Together, these fraught interactions are a microcosm of the country’s diversity and enduring power of attraction across and beyond the Balkans, Caucasus and Middle East. Istanbul, after all, was capital of various empires for millennia and remains the proverbial bridge between East and West, North and South — even as the city subverts such markers with its evolving hybridity.
Emerging global cities
A similar gravitational pull is exerted by other rising cities of the global South. Scholars argue that, as economic dynamism diffuses from the West to the “rest,” emerging cities will drive productivity and innovation in the 21st century. By 2050, 66 percent of the world’s population is expected to live in cities. The growing economies of the Group of Twenty are at the vanguard of this trend. Turkey is already 75 percent urban, while half of China’s population resides in about 15 cities of more than 10 million people. More than 1 billion people, or 70 percent of China’s population, are expected to reside in cities by 2025.
The statistics alone are cause for neither hope nor despair. Urbanization can produce dystopic “cities without growth” debilitated by pollution, crime and inequalities. Mumbai is one oft-cited cautionary example, even as new initiatives seek to make the city more sustainable.
Successful urban governance demands attention to diversity. Effective planners must develop the legal, communication, transportation and housing infrastructure with which to gather a critical mass of capital and creativity in today’s high-tech era. For those cities that rise to the challenge, the payoffs are substantial: workers in IT-savvy Bangalore, for instance, are 150 percent more productive than the Indian average, mirroring patterns from San Francisco to Shanghai. Thriving cities, in turn, can empower individuals, firms and transnational networks, the natural constituents of open societies.
Living with the “Other”
Pragmatic urbanites, in short, learn to share space with people unlike themselves. In the process, they experience “iterative” interactions, or repeat exchanges that transform who they are and how they identify themselves. As identities collide and elide in this urban context, new people emerge who are neither “us” nor “them.” Such pluralistic sensibilities, in turn, compel citizens to challenge the demonization of difference so often promoted by nationalist politicians. Strategies from street art to mass protests can change countries’ trajectories, for better as well as for worse.
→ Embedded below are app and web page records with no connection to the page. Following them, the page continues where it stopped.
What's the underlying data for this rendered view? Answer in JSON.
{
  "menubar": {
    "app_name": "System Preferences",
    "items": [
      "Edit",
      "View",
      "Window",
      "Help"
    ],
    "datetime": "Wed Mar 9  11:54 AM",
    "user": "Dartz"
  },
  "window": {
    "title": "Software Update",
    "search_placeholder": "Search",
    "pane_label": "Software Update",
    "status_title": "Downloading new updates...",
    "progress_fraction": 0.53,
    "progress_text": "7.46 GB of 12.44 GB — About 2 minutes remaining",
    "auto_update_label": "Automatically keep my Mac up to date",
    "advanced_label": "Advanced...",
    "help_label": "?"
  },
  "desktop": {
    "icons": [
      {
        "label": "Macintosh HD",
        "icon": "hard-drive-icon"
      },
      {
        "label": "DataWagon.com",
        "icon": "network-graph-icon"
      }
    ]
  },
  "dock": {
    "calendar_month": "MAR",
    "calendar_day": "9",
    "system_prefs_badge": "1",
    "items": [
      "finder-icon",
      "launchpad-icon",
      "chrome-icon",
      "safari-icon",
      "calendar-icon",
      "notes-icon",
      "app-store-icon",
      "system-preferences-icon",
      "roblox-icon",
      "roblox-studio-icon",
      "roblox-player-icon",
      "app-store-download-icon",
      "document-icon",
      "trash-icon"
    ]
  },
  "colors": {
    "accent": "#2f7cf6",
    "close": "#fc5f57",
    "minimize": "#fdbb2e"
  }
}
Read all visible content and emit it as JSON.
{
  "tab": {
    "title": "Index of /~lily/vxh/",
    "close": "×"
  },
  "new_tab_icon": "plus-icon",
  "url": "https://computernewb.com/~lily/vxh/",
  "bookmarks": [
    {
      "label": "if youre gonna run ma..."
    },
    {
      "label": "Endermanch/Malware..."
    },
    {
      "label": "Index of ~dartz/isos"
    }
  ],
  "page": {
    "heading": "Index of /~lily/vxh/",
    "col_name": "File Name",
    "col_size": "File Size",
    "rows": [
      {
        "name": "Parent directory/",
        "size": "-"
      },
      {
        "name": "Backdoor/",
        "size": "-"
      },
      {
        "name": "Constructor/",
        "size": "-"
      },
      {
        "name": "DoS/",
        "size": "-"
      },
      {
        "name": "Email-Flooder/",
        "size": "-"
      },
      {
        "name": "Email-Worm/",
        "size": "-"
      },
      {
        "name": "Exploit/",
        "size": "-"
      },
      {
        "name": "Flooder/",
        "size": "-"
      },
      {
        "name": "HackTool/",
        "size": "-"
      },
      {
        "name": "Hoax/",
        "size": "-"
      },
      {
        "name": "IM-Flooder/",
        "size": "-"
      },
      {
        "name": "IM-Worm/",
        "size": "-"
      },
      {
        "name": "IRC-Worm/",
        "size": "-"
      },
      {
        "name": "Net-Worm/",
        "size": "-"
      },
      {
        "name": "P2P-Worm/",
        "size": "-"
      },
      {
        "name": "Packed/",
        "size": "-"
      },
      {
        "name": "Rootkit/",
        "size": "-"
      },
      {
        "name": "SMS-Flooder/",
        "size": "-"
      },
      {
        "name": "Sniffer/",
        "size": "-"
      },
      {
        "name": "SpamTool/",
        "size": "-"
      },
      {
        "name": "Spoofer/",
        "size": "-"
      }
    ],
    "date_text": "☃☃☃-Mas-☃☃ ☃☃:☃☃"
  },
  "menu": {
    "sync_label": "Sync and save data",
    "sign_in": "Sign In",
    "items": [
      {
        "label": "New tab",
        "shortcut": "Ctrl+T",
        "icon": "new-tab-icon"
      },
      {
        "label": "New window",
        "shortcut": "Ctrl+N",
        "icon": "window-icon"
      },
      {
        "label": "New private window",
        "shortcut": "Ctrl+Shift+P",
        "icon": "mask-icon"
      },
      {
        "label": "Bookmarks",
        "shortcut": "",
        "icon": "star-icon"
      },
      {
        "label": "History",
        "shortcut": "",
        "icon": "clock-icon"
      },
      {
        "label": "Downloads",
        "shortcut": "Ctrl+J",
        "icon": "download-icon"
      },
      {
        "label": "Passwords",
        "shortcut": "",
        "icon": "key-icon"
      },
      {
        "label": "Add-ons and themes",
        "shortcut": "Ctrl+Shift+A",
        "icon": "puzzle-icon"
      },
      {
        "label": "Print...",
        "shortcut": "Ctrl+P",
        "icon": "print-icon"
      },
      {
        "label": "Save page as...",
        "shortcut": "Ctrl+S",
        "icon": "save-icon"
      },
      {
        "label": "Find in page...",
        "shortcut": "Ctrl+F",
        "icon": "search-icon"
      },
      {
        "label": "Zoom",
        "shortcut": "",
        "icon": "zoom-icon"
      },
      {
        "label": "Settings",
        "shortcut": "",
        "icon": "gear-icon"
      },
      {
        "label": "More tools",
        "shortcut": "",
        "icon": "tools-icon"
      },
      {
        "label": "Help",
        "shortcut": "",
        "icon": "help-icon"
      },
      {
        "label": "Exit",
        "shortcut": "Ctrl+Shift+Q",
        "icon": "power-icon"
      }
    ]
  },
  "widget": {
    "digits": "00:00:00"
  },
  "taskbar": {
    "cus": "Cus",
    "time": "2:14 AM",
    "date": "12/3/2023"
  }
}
Urbanization, of course, heralds a host of challenges. These include social alienation, overcrowding, income inequality, inflationary tendencies, and environmental degradation. Growth may be driven by sectors like construction, fueling real estate bubbles that can threaten national and even regional economies. Meanwhile, the growing power of cities can perpetuate urban and rural divides, providing fodder for populist nationalism. Nevertheless, in a globally networked economy, populists’ very ability to reward supporters — rural and urban alike — depends on the dynamism of urban economies.
Hope, then, may be found in the city. As medieval German law recognized, “city air makes free” — a principle which authorized freedom for renegade serfs who survived in the city for a year and a day. At the dawn of the 21st century, and across the global South’s growing cityscapes, city air will continue to offer hope for diversity and empowerment.
Nora Fisher-Onar is an assistant professor of global politics at Coastal Carolina University and a research associate at the University of Oxford’s Centre for International Studies. She is the editor, with Susan Pearce and E. Fuat Keyman of “Istanbul: Living With Difference in a Global City.” (Rutgers University Press, 2018).